◆ Provided entries:
^^^^^^^^^^^^^^^^
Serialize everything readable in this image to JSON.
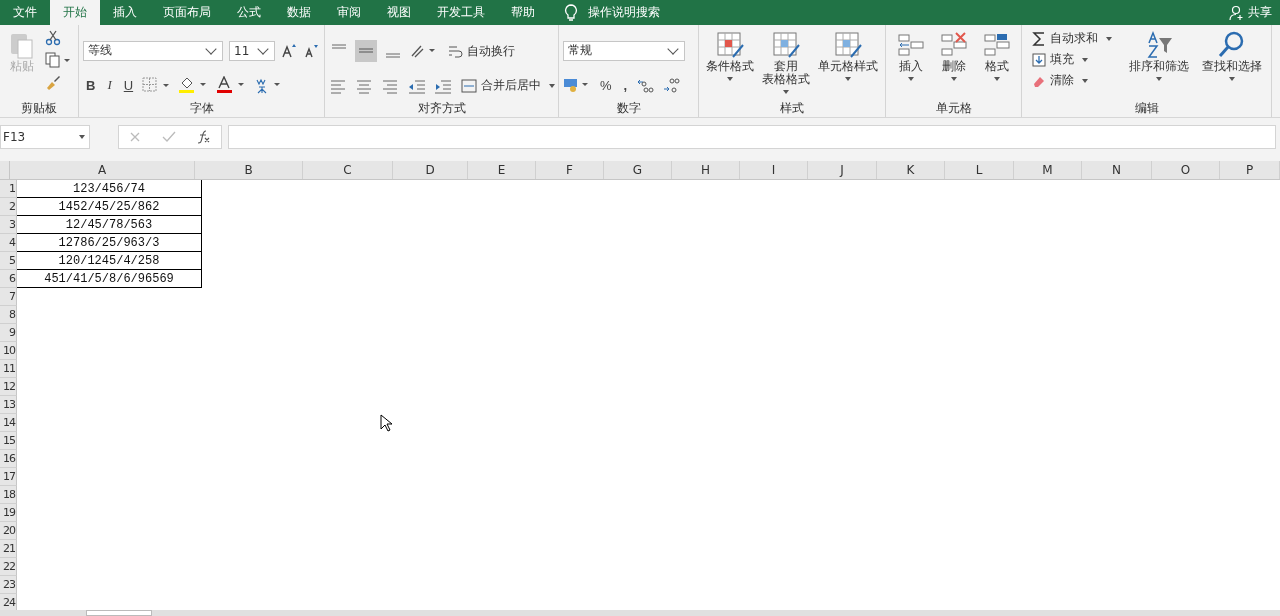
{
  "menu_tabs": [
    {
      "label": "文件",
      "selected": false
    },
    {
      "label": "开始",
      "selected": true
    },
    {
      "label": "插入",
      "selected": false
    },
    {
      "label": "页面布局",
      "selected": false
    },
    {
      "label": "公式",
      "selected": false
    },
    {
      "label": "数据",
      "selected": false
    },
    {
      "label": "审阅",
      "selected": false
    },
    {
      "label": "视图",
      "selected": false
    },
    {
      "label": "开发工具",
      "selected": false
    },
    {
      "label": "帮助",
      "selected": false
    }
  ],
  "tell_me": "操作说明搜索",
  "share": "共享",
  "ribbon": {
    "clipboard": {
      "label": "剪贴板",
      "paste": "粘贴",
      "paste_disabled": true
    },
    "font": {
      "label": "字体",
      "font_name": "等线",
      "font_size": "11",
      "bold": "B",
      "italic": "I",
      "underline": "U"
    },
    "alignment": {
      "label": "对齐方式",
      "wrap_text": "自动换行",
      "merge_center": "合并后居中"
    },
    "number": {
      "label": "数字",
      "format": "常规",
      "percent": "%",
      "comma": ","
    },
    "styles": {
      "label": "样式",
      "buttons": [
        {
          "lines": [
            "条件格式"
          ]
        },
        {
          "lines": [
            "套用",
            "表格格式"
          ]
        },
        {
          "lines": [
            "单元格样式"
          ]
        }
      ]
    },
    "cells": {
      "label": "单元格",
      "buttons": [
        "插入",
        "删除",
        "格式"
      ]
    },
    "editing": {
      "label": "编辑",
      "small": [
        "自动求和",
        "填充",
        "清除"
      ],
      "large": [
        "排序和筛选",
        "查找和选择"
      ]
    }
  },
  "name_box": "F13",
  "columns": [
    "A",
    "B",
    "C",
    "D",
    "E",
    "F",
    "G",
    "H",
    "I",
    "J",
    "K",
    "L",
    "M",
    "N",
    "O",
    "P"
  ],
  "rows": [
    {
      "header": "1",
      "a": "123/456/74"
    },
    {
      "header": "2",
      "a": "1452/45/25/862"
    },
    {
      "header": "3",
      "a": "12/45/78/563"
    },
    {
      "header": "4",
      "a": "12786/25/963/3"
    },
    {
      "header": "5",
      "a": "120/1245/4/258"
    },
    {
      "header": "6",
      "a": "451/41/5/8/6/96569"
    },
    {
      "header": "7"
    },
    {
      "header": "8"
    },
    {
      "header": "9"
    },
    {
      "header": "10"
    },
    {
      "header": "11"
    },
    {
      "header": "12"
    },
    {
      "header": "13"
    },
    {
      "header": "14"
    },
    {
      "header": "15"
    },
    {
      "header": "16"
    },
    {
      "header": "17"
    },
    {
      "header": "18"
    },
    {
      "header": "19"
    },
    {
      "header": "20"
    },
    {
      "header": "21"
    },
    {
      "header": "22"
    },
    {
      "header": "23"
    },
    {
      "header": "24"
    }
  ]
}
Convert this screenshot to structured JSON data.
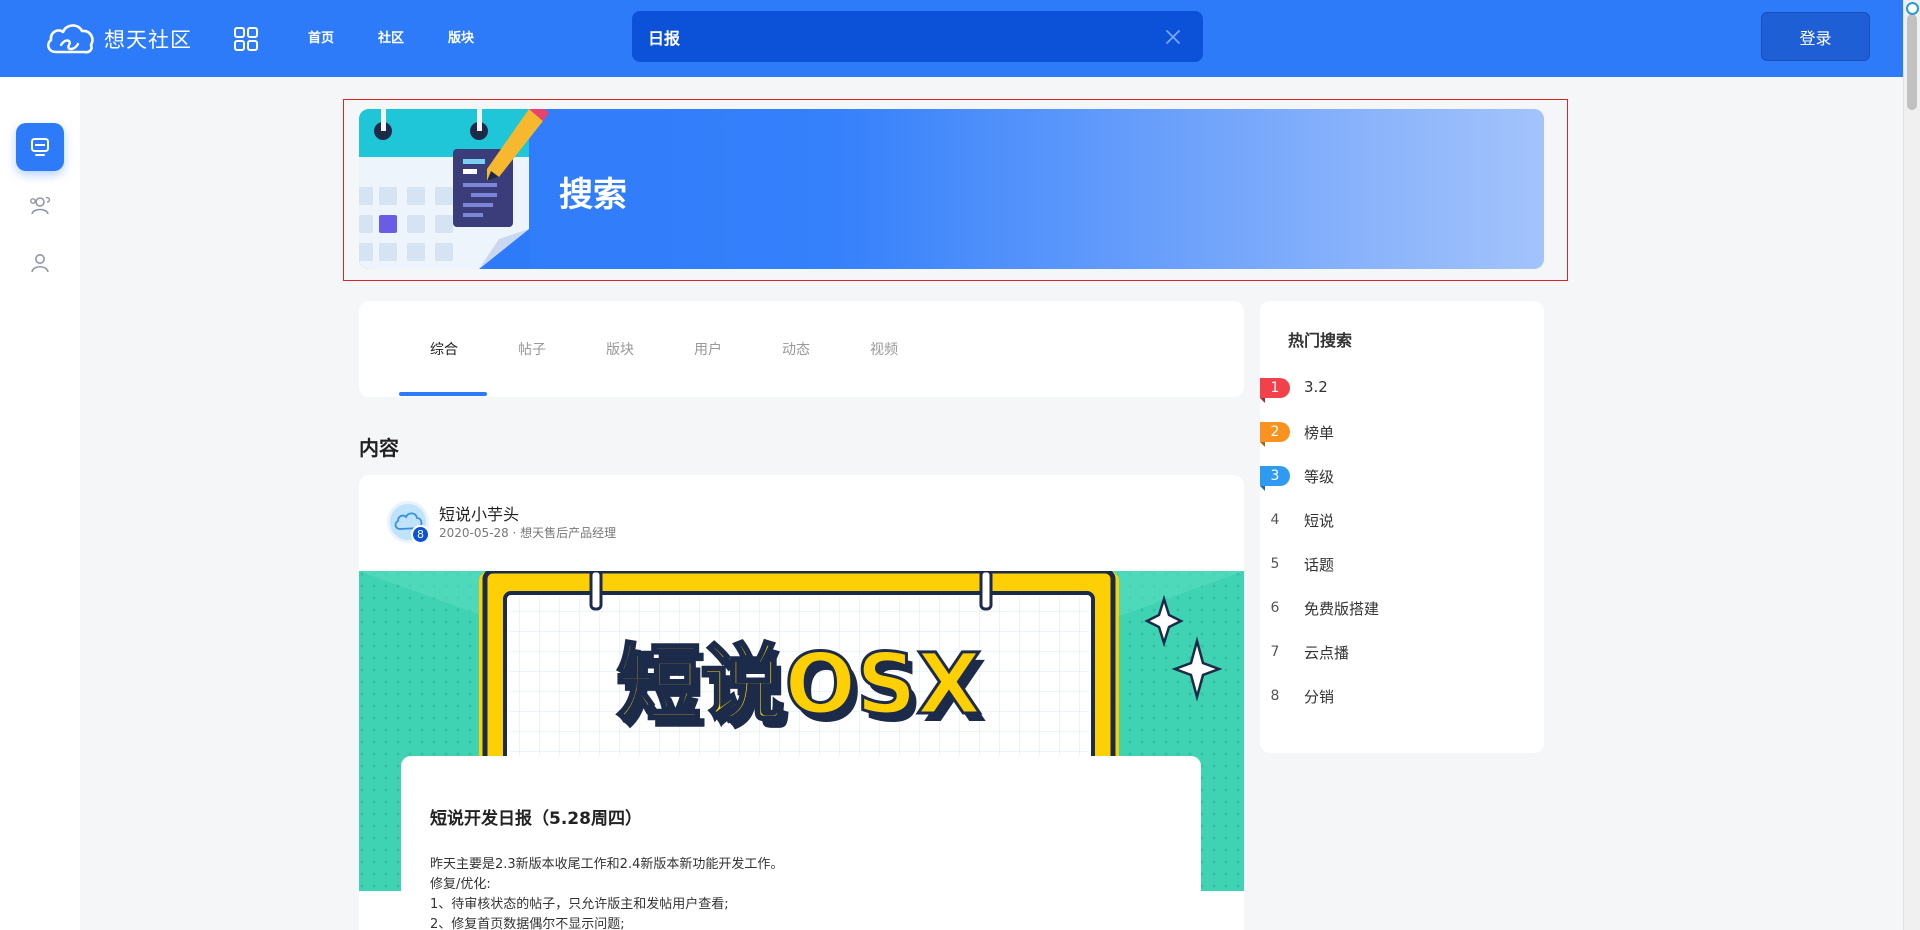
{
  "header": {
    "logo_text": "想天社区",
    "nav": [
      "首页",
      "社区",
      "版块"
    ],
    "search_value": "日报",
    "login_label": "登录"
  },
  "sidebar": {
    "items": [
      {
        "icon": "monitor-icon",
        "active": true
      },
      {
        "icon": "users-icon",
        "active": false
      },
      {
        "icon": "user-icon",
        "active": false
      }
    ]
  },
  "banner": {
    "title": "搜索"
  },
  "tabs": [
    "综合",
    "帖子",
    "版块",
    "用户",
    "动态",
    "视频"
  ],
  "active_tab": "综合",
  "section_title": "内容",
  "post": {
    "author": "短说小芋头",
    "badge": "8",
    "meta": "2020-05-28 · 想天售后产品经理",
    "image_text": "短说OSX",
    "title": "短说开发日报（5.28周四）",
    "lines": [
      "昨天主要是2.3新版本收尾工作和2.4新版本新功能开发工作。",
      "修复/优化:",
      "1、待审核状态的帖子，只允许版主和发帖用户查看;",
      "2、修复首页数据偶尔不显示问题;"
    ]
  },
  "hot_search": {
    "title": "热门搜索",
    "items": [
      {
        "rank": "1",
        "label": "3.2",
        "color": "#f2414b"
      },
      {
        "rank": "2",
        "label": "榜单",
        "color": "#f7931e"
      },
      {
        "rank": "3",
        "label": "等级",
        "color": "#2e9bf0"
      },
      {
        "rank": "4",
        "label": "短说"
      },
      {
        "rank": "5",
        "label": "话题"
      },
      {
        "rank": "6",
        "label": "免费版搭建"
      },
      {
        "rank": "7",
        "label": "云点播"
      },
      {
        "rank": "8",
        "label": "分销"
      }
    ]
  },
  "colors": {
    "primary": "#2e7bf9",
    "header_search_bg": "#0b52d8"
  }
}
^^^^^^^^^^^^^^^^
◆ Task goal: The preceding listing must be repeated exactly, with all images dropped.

◆ The completed task:
Serialize everything readable in this image to JSON.
{
  "menu_tabs": [
    {
      "label": "文件",
      "selected": false
    },
    {
      "label": "开始",
      "selected": true
    },
    {
      "label": "插入",
      "selected": false
    },
    {
      "label": "页面布局",
      "selected": false
    },
    {
      "label": "公式",
      "selected": false
    },
    {
      "label": "数据",
      "selected": false
    },
    {
      "label": "审阅",
      "selected": false
    },
    {
      "label": "视图",
      "selected": false
    },
    {
      "label": "开发工具",
      "selected": false
    },
    {
      "label": "帮助",
      "selected": false
    }
  ],
  "tell_me": "操作说明搜索",
  "share": "共享",
  "ribbon": {
    "clipboard": {
      "label": "剪贴板",
      "paste": "粘贴",
      "paste_disabled": true
    },
    "font": {
      "label": "字体",
      "font_name": "等线",
      "font_size": "11",
      "bold": "B",
      "italic": "I",
      "underline": "U"
    },
    "alignment": {
      "label": "对齐方式",
      "wrap_text": "自动换行",
      "merge_center": "合并后居中"
    },
    "number": {
      "label": "数字",
      "format": "常规",
      "percent": "%",
      "comma": ","
    },
    "styles": {
      "label": "样式",
      "buttons": [
        {
          "lines": [
            "条件格式"
          ]
        },
        {
          "lines": [
            "套用",
            "表格格式"
          ]
        },
        {
          "lines": [
            "单元格样式"
          ]
        }
      ]
    },
    "cells": {
      "label": "单元格",
      "buttons": [
        "插入",
        "删除",
        "格式"
      ]
    },
    "editing": {
      "label": "编辑",
      "small": [
        "自动求和",
        "填充",
        "清除"
      ],
      "large": [
        "排序和筛选",
        "查找和选择"
      ]
    }
  },
  "name_box": "F13",
  "columns": [
    "A",
    "B",
    "C",
    "D",
    "E",
    "F",
    "G",
    "H",
    "I",
    "J",
    "K",
    "L",
    "M",
    "N",
    "O",
    "P"
  ],
  "rows": [
    {
      "header": "1",
      "a": "123/456/74"
    },
    {
      "header": "2",
      "a": "1452/45/25/862"
    },
    {
      "header": "3",
      "a": "12/45/78/563"
    },
    {
      "header": "4",
      "a": "12786/25/963/3"
    },
    {
      "header": "5",
      "a": "120/1245/4/258"
    },
    {
      "header": "6",
      "a": "451/41/5/8/6/96569"
    },
    {
      "header": "7"
    },
    {
      "header": "8"
    },
    {
      "header": "9"
    },
    {
      "header": "10"
    },
    {
      "header": "11"
    },
    {
      "header": "12"
    },
    {
      "header": "13"
    },
    {
      "header": "14"
    },
    {
      "header": "15"
    },
    {
      "header": "16"
    },
    {
      "header": "17"
    },
    {
      "header": "18"
    },
    {
      "header": "19"
    },
    {
      "header": "20"
    },
    {
      "header": "21"
    },
    {
      "header": "22"
    },
    {
      "header": "23"
    },
    {
      "header": "24"
    }
  ]
}
Convert this screenshot to structured JSON data.
{
  "header": {
    "logo_text": "想天社区",
    "nav": [
      "首页",
      "社区",
      "版块"
    ],
    "search_value": "日报",
    "login_label": "登录"
  },
  "sidebar": {
    "items": [
      {
        "icon": "monitor-icon",
        "active": true
      },
      {
        "icon": "users-icon",
        "active": false
      },
      {
        "icon": "user-icon",
        "active": false
      }
    ]
  },
  "banner": {
    "title": "搜索"
  },
  "tabs": [
    "综合",
    "帖子",
    "版块",
    "用户",
    "动态",
    "视频"
  ],
  "active_tab": "综合",
  "section_title": "内容",
  "post": {
    "author": "短说小芋头",
    "badge": "8",
    "meta": "2020-05-28 · 想天售后产品经理",
    "image_text": "短说OSX",
    "title": "短说开发日报（5.28周四）",
    "lines": [
      "昨天主要是2.3新版本收尾工作和2.4新版本新功能开发工作。",
      "修复/优化:",
      "1、待审核状态的帖子，只允许版主和发帖用户查看;",
      "2、修复首页数据偶尔不显示问题;"
    ]
  },
  "hot_search": {
    "title": "热门搜索",
    "items": [
      {
        "rank": "1",
        "label": "3.2",
        "color": "#f2414b"
      },
      {
        "rank": "2",
        "label": "榜单",
        "color": "#f7931e"
      },
      {
        "rank": "3",
        "label": "等级",
        "color": "#2e9bf0"
      },
      {
        "rank": "4",
        "label": "短说"
      },
      {
        "rank": "5",
        "label": "话题"
      },
      {
        "rank": "6",
        "label": "免费版搭建"
      },
      {
        "rank": "7",
        "label": "云点播"
      },
      {
        "rank": "8",
        "label": "分销"
      }
    ]
  },
  "colors": {
    "primary": "#2e7bf9",
    "header_search_bg": "#0b52d8"
  }
}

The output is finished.